Fond du Lac, Fond du Lac County, Wisconsin
43° 47.725′ N, 88° 27.656′ W
Supple's Marsh came into being along with Lake Winnebago after retreat of a glacial ice sheet that covered this region 10,000 years ago.
The retreating glacier deposited gravel and rocks that blocked ancient northward flowing drainage systems thereby creating a large lake known as Glacial Lake Oshkosh. Centuries later a portion of this lake became Lake Winnebago and its adjacent marshlands.
From that time forward, Supple's Marsh has been a haven for fish and game. Here was where the Winnebago Indian fished and hunted long before the white man appeared. As the years progressed, white hunters and anglers took over, concentrating on the marsh for profit, sport, and food.
On March 25, 1929, Mathias Supple purchased the marsh from the Wisconsin Central Land Co., the holding firm for the Soo Line Railway.
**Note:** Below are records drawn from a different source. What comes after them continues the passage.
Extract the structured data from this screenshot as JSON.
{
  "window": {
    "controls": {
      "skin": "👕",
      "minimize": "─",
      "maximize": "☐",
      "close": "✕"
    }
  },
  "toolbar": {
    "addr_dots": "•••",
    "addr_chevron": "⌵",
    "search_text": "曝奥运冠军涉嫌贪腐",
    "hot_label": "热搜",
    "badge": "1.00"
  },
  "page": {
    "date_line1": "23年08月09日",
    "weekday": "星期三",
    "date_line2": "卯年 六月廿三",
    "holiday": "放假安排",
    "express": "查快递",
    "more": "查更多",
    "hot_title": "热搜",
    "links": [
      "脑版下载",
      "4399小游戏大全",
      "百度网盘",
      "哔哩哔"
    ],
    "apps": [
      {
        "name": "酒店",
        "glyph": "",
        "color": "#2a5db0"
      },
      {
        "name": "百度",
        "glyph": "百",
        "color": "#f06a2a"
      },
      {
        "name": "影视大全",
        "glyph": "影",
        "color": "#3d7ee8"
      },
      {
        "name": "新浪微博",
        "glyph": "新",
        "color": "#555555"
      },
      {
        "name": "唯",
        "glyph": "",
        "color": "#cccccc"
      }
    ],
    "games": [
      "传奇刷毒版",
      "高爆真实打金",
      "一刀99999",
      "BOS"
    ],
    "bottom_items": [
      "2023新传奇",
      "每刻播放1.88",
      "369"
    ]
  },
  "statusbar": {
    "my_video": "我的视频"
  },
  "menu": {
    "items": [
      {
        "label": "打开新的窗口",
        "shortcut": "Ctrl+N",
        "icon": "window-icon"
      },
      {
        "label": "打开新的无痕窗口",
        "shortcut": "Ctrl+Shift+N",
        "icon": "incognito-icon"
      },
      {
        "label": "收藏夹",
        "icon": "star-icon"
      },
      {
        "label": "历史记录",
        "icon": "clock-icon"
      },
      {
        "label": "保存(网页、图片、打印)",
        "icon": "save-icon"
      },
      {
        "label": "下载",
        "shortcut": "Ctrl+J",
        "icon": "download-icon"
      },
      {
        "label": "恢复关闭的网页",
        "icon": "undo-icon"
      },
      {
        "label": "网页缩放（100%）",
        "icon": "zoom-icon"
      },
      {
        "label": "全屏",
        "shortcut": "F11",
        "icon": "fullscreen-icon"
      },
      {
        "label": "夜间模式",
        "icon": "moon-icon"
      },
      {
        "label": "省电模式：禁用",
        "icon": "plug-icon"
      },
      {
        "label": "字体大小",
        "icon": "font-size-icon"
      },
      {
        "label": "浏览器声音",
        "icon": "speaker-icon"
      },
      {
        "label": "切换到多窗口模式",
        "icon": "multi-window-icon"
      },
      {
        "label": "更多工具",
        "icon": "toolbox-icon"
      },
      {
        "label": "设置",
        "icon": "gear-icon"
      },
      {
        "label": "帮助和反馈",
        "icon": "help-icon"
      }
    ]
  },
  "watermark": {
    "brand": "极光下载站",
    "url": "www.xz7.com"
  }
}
The Supple family started a fur farm here in 1932, harvesting as many as 6,000 muskrats in one year.
The City of Fond du Lac acquired the 240 acre marsh from the Supple family in 1967. Hunting and trapping are banned now and Supple's Marsh has become a nature conservancy for all to enjoy.
The marker is located at the entrance to Lakeside Park West, at the intersection of northbound U.S. 45 and westbound Howard Litscher Drive, Fond du Lac, Wisconsin 54937.
The Milwaukee Journal -- October 16, 1949: Famous Supple Marsh at North Fond du Lac is Open to Public as State Hunting Ground
Inside the park: